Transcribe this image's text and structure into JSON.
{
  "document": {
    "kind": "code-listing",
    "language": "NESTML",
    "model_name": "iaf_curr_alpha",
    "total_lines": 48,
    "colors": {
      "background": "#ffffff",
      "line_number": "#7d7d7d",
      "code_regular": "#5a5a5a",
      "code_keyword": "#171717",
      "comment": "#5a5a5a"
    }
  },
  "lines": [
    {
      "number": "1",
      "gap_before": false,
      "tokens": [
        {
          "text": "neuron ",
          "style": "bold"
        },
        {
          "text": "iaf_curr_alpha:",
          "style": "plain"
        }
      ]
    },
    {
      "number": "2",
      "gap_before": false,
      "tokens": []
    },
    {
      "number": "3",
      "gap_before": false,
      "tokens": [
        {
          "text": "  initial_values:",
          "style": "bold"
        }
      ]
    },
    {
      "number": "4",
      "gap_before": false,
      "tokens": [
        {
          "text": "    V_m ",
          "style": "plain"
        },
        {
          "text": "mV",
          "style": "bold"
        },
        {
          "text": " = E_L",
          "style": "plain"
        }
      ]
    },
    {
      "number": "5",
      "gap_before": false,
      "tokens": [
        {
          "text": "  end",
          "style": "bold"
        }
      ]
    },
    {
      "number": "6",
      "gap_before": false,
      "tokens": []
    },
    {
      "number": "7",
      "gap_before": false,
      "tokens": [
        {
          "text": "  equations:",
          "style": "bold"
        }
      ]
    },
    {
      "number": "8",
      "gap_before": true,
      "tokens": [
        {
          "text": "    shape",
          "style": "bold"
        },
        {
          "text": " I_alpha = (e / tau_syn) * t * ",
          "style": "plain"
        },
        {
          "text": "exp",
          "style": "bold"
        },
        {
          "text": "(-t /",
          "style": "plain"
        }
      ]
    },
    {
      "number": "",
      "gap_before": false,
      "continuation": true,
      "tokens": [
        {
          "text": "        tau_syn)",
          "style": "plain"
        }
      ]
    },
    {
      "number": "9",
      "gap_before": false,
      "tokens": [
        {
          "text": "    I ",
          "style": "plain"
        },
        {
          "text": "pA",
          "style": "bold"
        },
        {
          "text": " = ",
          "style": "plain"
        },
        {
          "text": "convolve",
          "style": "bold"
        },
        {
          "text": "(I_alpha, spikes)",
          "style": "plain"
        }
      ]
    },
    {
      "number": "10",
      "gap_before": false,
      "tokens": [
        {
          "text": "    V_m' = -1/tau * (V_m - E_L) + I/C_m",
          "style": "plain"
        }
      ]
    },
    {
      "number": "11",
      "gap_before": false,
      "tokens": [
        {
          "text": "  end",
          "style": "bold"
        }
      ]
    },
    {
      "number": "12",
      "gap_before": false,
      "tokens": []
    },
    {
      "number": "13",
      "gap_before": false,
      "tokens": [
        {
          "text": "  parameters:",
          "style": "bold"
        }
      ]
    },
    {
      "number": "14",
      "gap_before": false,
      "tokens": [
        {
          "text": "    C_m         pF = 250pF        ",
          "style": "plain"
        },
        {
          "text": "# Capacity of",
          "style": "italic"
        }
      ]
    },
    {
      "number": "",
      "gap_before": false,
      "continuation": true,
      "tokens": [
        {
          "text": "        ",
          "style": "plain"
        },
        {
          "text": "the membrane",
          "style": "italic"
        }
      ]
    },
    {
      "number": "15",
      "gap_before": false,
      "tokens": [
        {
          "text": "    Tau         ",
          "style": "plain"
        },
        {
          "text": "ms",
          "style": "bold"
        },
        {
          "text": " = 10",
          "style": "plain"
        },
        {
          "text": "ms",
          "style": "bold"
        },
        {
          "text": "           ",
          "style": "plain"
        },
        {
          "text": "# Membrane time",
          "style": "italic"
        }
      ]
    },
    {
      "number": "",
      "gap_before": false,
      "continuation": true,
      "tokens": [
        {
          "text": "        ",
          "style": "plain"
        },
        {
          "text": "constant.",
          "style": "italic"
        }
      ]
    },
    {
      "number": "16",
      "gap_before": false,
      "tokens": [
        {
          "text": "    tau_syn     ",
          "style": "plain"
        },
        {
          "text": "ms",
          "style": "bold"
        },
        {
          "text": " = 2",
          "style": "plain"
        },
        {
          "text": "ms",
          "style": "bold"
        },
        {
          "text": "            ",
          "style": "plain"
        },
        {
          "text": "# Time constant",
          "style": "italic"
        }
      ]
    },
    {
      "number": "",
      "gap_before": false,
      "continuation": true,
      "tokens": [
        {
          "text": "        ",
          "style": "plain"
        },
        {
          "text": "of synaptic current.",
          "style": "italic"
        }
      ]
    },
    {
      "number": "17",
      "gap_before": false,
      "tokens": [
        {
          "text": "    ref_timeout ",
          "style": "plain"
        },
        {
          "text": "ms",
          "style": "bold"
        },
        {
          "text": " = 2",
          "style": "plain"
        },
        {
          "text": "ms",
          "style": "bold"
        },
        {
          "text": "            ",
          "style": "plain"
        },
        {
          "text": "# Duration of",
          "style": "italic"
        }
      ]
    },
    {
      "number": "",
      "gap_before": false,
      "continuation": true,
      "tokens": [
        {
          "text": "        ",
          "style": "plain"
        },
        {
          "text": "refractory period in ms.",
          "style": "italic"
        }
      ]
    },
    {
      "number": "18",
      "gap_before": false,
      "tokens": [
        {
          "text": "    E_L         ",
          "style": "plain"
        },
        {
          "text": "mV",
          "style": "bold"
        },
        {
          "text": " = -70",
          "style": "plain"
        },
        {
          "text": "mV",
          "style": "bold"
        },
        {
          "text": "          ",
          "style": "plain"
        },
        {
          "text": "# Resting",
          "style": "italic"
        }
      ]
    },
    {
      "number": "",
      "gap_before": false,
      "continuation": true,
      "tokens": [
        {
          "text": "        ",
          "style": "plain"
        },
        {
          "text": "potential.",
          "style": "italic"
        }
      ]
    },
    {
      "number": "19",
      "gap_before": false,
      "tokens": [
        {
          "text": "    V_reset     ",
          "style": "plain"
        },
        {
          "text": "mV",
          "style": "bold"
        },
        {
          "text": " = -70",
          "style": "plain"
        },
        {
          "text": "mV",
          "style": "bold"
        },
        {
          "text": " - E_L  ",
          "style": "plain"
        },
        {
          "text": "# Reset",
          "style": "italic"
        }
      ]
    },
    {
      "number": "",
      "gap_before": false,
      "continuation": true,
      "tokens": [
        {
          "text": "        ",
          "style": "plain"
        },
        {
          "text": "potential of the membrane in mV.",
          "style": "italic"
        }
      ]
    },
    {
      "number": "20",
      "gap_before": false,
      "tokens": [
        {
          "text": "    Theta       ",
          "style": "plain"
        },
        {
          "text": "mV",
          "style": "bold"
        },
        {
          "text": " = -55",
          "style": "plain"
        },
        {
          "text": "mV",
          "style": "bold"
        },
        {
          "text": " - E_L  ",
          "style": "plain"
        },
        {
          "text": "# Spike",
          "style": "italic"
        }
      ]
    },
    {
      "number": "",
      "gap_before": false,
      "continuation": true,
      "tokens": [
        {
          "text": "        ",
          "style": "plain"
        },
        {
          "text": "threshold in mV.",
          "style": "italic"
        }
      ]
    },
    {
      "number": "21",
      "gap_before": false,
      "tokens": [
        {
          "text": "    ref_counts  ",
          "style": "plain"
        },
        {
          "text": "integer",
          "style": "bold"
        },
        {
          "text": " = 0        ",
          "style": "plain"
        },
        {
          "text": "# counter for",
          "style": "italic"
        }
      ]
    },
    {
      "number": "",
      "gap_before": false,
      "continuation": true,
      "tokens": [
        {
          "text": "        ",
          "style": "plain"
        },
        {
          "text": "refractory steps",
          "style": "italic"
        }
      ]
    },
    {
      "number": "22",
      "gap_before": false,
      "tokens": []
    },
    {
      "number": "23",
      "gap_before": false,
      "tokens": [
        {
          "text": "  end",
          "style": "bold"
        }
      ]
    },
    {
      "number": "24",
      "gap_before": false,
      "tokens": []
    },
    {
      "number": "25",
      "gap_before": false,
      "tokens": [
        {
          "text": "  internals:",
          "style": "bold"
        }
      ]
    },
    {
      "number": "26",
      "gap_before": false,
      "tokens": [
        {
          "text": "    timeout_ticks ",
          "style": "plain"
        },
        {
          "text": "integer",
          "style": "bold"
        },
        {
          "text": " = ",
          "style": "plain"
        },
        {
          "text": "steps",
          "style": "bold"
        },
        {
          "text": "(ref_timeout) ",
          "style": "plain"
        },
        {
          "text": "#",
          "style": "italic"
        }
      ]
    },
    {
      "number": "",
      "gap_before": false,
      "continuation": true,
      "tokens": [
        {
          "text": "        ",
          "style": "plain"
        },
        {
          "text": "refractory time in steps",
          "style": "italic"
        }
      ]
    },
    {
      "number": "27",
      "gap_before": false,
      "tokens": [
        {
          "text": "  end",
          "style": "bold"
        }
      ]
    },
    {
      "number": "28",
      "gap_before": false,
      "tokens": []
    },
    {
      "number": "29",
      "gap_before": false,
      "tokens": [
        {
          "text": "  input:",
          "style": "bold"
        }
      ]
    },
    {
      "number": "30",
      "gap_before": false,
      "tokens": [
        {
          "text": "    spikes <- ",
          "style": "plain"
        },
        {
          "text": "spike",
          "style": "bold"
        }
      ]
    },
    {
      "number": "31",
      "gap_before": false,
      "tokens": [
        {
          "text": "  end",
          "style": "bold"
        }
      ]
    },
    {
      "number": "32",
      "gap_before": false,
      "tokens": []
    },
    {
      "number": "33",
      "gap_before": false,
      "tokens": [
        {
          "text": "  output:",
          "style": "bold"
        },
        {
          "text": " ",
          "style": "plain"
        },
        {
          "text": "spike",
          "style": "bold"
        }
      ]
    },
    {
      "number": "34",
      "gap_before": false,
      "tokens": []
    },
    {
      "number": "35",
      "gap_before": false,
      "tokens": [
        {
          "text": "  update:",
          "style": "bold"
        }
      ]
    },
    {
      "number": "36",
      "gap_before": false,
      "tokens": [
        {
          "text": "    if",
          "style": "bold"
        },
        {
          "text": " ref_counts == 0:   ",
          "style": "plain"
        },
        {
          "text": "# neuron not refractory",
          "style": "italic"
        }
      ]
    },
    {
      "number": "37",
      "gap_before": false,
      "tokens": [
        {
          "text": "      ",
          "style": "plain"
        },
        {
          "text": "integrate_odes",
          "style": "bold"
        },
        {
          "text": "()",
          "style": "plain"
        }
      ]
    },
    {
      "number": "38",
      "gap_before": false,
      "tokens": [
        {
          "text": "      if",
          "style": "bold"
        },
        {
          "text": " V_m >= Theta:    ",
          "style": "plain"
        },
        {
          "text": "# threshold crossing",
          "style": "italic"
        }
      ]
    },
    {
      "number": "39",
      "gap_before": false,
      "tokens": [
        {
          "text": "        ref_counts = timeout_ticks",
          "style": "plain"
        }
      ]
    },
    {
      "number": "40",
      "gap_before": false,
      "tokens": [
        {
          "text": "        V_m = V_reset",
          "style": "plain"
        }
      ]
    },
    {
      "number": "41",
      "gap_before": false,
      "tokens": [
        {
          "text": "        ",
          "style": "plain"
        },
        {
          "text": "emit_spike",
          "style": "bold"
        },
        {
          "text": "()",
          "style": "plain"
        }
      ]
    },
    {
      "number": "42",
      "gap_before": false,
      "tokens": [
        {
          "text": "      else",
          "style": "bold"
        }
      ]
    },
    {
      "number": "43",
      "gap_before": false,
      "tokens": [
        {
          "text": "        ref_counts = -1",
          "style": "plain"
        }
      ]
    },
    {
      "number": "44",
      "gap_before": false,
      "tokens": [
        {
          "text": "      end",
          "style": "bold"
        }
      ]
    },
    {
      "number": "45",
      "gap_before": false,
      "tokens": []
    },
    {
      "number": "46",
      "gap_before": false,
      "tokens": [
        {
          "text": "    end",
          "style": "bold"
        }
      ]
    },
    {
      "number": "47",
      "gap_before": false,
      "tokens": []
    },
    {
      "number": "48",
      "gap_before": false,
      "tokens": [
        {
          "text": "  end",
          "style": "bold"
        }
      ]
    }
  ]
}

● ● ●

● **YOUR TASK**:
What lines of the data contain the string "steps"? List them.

● **SOLUTION**:
          "text": "refractory steps",
          "text": "steps",
          "text": "refractory time in steps",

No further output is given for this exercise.